■ TASK INSTRUCTIONS: For this exercise, copy each line of the records that contains the word "Number".

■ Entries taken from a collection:
__________
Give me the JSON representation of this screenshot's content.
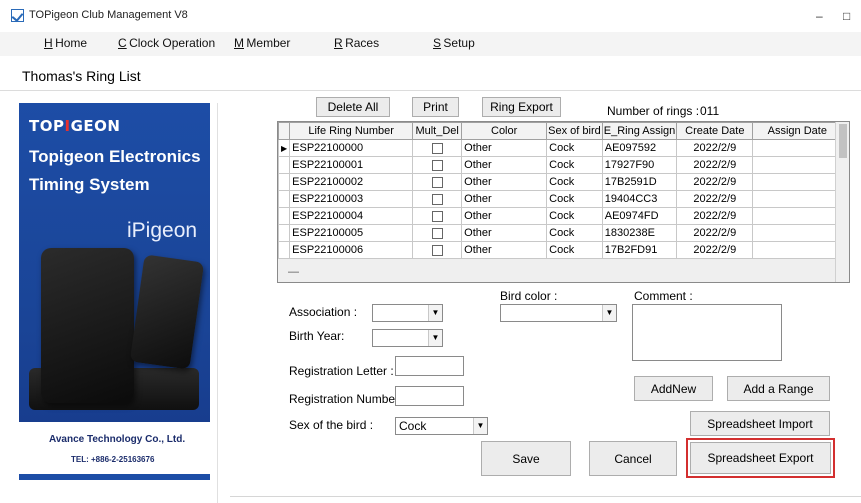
{
  "window": {
    "title": "TOPigeon Club Management V8",
    "minimize_glyph": "–",
    "maximize_glyph": "□"
  },
  "menu": [
    {
      "key": "H",
      "label": "Home"
    },
    {
      "key": "C",
      "label": "Clock Operation"
    },
    {
      "key": "M",
      "label": "Member"
    },
    {
      "key": "R",
      "label": "Races"
    },
    {
      "key": "S",
      "label": "Setup"
    }
  ],
  "page_title": "Thomas's Ring List",
  "banner": {
    "logo_prefix": "TOP",
    "logo_accent": "I",
    "logo_suffix": "GEON",
    "line1": "Topigeon Electronics",
    "line2": "Timing System",
    "product": "iPigeon",
    "company": "Avance Technology Co., Ltd.",
    "tel": "TEL: +886-2-25163676"
  },
  "toolbar": {
    "delete_all": "Delete All",
    "print": "Print",
    "ring_export": "Ring Export",
    "rings_label": "Number of rings :",
    "rings_count": "011"
  },
  "grid": {
    "columns": [
      "Life Ring Number",
      "Mult_Del",
      "Color",
      "Sex of bird",
      "E_Ring Assign",
      "Create Date",
      "Assign Date"
    ],
    "rows": [
      {
        "ring": "ESP22100000",
        "color": "Other",
        "sex": "Cock",
        "e_ring": "AE097592",
        "created": "2022/2/9",
        "assigned": ""
      },
      {
        "ring": "ESP22100001",
        "color": "Other",
        "sex": "Cock",
        "e_ring": "17927F90",
        "created": "2022/2/9",
        "assigned": ""
      },
      {
        "ring": "ESP22100002",
        "color": "Other",
        "sex": "Cock",
        "e_ring": "17B2591D",
        "created": "2022/2/9",
        "assigned": ""
      },
      {
        "ring": "ESP22100003",
        "color": "Other",
        "sex": "Cock",
        "e_ring": "19404CC3",
        "created": "2022/2/9",
        "assigned": ""
      },
      {
        "ring": "ESP22100004",
        "color": "Other",
        "sex": "Cock",
        "e_ring": "AE0974FD",
        "created": "2022/2/9",
        "assigned": ""
      },
      {
        "ring": "ESP22100005",
        "color": "Other",
        "sex": "Cock",
        "e_ring": "1830238E",
        "created": "2022/2/9",
        "assigned": ""
      },
      {
        "ring": "ESP22100006",
        "color": "Other",
        "sex": "Cock",
        "e_ring": "17B2FD91",
        "created": "2022/2/9",
        "assigned": ""
      }
    ],
    "new_row_marker": "—"
  },
  "form": {
    "association_label": "Association :",
    "association_value": "",
    "birth_year_label": "Birth Year:",
    "birth_year_value": "",
    "bird_color_label": "Bird color :",
    "bird_color_value": "",
    "comment_label": "Comment :",
    "registration_letter_label": "Registration Letter :",
    "registration_number_label": "Registration Number :",
    "sex_label": "Sex of the bird :",
    "sex_value": "Cock"
  },
  "actions": {
    "add_new": "AddNew",
    "add_range": "Add a Range",
    "spreadsheet_import": "Spreadsheet Import",
    "save": "Save",
    "cancel": "Cancel",
    "spreadsheet_export": "Spreadsheet Export"
  },
  "colors": {
    "banner_blue": "#1d4da6",
    "logo_accent": "#e9302e",
    "export_highlight": "#d32f2f"
  }
}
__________
■ SOLUTION FOR THIS TASK:
    "rings_label": "Number of rings :",
      "Life Ring Number",
    "registration_number_label": "Registration Number :",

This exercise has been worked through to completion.